Data about app and page elements
*** Begin section ***
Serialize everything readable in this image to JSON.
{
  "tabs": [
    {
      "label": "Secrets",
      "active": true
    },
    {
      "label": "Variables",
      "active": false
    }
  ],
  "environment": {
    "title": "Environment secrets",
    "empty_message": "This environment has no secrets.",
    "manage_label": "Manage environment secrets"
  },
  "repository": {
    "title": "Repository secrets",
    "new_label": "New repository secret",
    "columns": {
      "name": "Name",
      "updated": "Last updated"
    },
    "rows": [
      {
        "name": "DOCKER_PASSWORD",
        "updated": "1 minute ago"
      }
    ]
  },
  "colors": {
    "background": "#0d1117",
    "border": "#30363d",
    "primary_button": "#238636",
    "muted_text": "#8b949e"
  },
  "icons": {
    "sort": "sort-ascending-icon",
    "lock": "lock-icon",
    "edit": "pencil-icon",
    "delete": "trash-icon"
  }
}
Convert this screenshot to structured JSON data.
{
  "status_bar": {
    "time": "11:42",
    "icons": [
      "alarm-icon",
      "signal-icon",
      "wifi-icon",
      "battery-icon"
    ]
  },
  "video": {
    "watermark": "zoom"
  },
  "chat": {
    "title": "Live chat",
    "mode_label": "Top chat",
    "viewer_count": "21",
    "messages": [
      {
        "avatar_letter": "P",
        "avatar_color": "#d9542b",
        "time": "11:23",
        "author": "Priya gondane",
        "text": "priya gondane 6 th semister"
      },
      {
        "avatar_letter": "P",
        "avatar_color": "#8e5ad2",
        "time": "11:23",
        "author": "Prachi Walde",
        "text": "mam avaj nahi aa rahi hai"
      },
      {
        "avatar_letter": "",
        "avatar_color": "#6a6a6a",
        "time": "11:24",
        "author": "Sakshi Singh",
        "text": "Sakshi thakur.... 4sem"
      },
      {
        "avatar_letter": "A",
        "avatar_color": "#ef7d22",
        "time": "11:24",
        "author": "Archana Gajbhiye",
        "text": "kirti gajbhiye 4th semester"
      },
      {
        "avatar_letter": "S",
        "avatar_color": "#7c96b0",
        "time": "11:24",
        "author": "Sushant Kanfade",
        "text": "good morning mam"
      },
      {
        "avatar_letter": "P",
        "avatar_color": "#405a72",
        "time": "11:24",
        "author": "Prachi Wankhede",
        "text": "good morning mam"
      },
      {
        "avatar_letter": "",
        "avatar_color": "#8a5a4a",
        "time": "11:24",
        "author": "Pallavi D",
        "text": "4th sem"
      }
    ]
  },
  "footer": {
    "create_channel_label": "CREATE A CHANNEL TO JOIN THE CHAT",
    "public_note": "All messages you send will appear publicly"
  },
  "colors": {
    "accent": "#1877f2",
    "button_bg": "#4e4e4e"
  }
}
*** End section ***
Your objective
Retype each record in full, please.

Result of this task
Serialize everything readable in this image to JSON.
{
  "tabs": [
    {
      "label": "Secrets",
      "active": true
    },
    {
      "label": "Variables",
      "active": false
    }
  ],
  "environment": {
    "title": "Environment secrets",
    "empty_message": "This environment has no secrets.",
    "manage_label": "Manage environment secrets"
  },
  "repository": {
    "title": "Repository secrets",
    "new_label": "New repository secret",
    "columns": {
      "name": "Name",
      "updated": "Last updated"
    },
    "rows": [
      {
        "name": "DOCKER_PASSWORD",
        "updated": "1 minute ago"
      }
    ]
  },
  "colors": {
    "background": "#0d1117",
    "border": "#30363d",
    "primary_button": "#238636",
    "muted_text": "#8b949e"
  },
  "icons": {
    "sort": "sort-ascending-icon",
    "lock": "lock-icon",
    "edit": "pencil-icon",
    "delete": "trash-icon"
  }
}
Convert this screenshot to structured JSON data.
{
  "status_bar": {
    "time": "11:42",
    "icons": [
      "alarm-icon",
      "signal-icon",
      "wifi-icon",
      "battery-icon"
    ]
  },
  "video": {
    "watermark": "zoom"
  },
  "chat": {
    "title": "Live chat",
    "mode_label": "Top chat",
    "viewer_count": "21",
    "messages": [
      {
        "avatar_letter": "P",
        "avatar_color": "#d9542b",
        "time": "11:23",
        "author": "Priya gondane",
        "text": "priya gondane 6 th semister"
      },
      {
        "avatar_letter": "P",
        "avatar_color": "#8e5ad2",
        "time": "11:23",
        "author": "Prachi Walde",
        "text": "mam avaj nahi aa rahi hai"
      },
      {
        "avatar_letter": "",
        "avatar_color": "#6a6a6a",
        "time": "11:24",
        "author": "Sakshi Singh",
        "text": "Sakshi thakur.... 4sem"
      },
      {
        "avatar_letter": "A",
        "avatar_color": "#ef7d22",
        "time": "11:24",
        "author": "Archana Gajbhiye",
        "text": "kirti gajbhiye 4th semester"
      },
      {
        "avatar_letter": "S",
        "avatar_color": "#7c96b0",
        "time": "11:24",
        "author": "Sushant Kanfade",
        "text": "good morning mam"
      },
      {
        "avatar_letter": "P",
        "avatar_color": "#405a72",
        "time": "11:24",
        "author": "Prachi Wankhede",
        "text": "good morning mam"
      },
      {
        "avatar_letter": "",
        "avatar_color": "#8a5a4a",
        "time": "11:24",
        "author": "Pallavi D",
        "text": "4th sem"
      }
    ]
  },
  "footer": {
    "create_channel_label": "CREATE A CHANNEL TO JOIN THE CHAT",
    "public_note": "All messages you send will appear publicly"
  },
  "colors": {
    "accent": "#1877f2",
    "button_bg": "#4e4e4e"
  }
}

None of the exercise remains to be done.